This is my first real foray into Matheson's work that I can remember (I read I Am Legend a very long time ago and can't quite recall it). The concept and idea for each story is compelling and will keep you reading. In the entire collection the writing has a great sense of mischief throughout, that same sense that King's writing has in his best creepy tales.
He has this way of making me feel like I am a part of the story in a way that works brilliantly, especially considering that Matheson loves an open ending. There are a lot of psychological and paranoia stories in this collection, and they are some of Matheson's best, though back to back like this, it can feel a little bit overwhelming in how similar they are to each other.
Relatos incluidos en la colección: 1 - Pesadilla a 20.000 pies 2 - Vestido de seda blanca 3 - Hijo de sangre 4 - A través de los canales 5 - Guerra de brujas 6 - Una casa enloquecida 7 - El número de la desaparición 8 - Legión de conspiradores 9 - Llamada a larga distancia 10 - La casa Slaughter 11 - Paja húmeda 12 - El baile de los muertos 13 - Los hijos de Noah 14 - El hombre de las fiestas 15 - Viejos territorios 16 - El distribuidor 17 - Grillos 18 - Primer aniversario 19 - El semblante de Julie 20 - Presa Hacía tiempo que tenía pendiente leer relatos cortos de Richard Matheson, así que elegí esta colección que recoge algunos de sus cuentos más conocidos. Por eso es muy probable que si te gustan las historias de King, también disfrutarás de los libros de Matheson. Calificación 9/10 Salvo por un par de relatos que no me convencieron del todo (pero que no son para nada malos), Pesadilla a 20.000 pies... es una excelente colección de cuentos de terror que permiten conocer el estilo de uno de los principales autores de terror y ciencia ficción contemporáneos.
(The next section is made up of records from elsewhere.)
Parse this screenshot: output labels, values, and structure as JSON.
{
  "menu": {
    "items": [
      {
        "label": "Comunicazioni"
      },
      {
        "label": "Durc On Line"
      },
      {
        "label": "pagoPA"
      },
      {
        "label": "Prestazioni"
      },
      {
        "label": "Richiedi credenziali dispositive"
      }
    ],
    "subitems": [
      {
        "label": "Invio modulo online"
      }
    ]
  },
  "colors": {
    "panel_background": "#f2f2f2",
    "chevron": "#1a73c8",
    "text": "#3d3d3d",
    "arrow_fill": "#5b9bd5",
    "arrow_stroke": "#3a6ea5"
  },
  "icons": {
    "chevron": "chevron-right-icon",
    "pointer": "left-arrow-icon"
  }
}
He knows the gremlin is there but the darn thing disappears when he tries to point him out. I felt it more intensely because I am very close to my sister and I can imagine how much anguish it was causing the protagonist to watch his brother turn into a stranger. I think this is the power of horror, that it can drive home how settled we are into our normal, nice worlds blithely unaware of how ugly the other reality is. And even in the case of one story where a guy murders his wife and then is subsequently haunted by her ghost, you still feel shocked at the comeuppance his wife's spirit delivers to him. In some of the stories you find yourself thinking, that's not fair. And maybe that's the real kind of horror that we face everyday, that bad things happen to the normal, everyday person, the not especially good or bad, person. I think that Matheson really impresses me in his skill with the short story because writing a short story is such an art.
Without extreme horror, splatter, profanity and all these techniques used (to no avail most times) by contemporary horror authors to scare the readers, Matheson manages to deliver some intense thrills proving that it's purely a matter of talent to write stories that can cut those who read them as well as the one who wrote them.
His first short story, "Born of Man and Woman," appeared in the Magazine of Fantasy and Science Fiction in 1950. Between 1950 and 1971, Matheson produced dozens of stories, frequently blending elements of the science fiction, horror and fantasy genres. He wrote a number of episodes for the American TV series The Twilight Zone, including "Steel," mentioned above and the famous "Nightmare at 20,000 Feet"; adapted the works of Edgar Allan Poe for Roger Corman and Dennis Wheatley's The Devil Rides Out for Hammer Films; and scripted Steven Spielberg's first feature, the TV movie Duel, from his own short story. Other Matheson novels turned into notable films include What Dreams May Come, Stir of Echoes, Bid Time Return (as Somewhere in Time), and Hell House (as The Legend of Hell House) and the aforementioned Duel, the last three adapted and scripted by Matheson himself.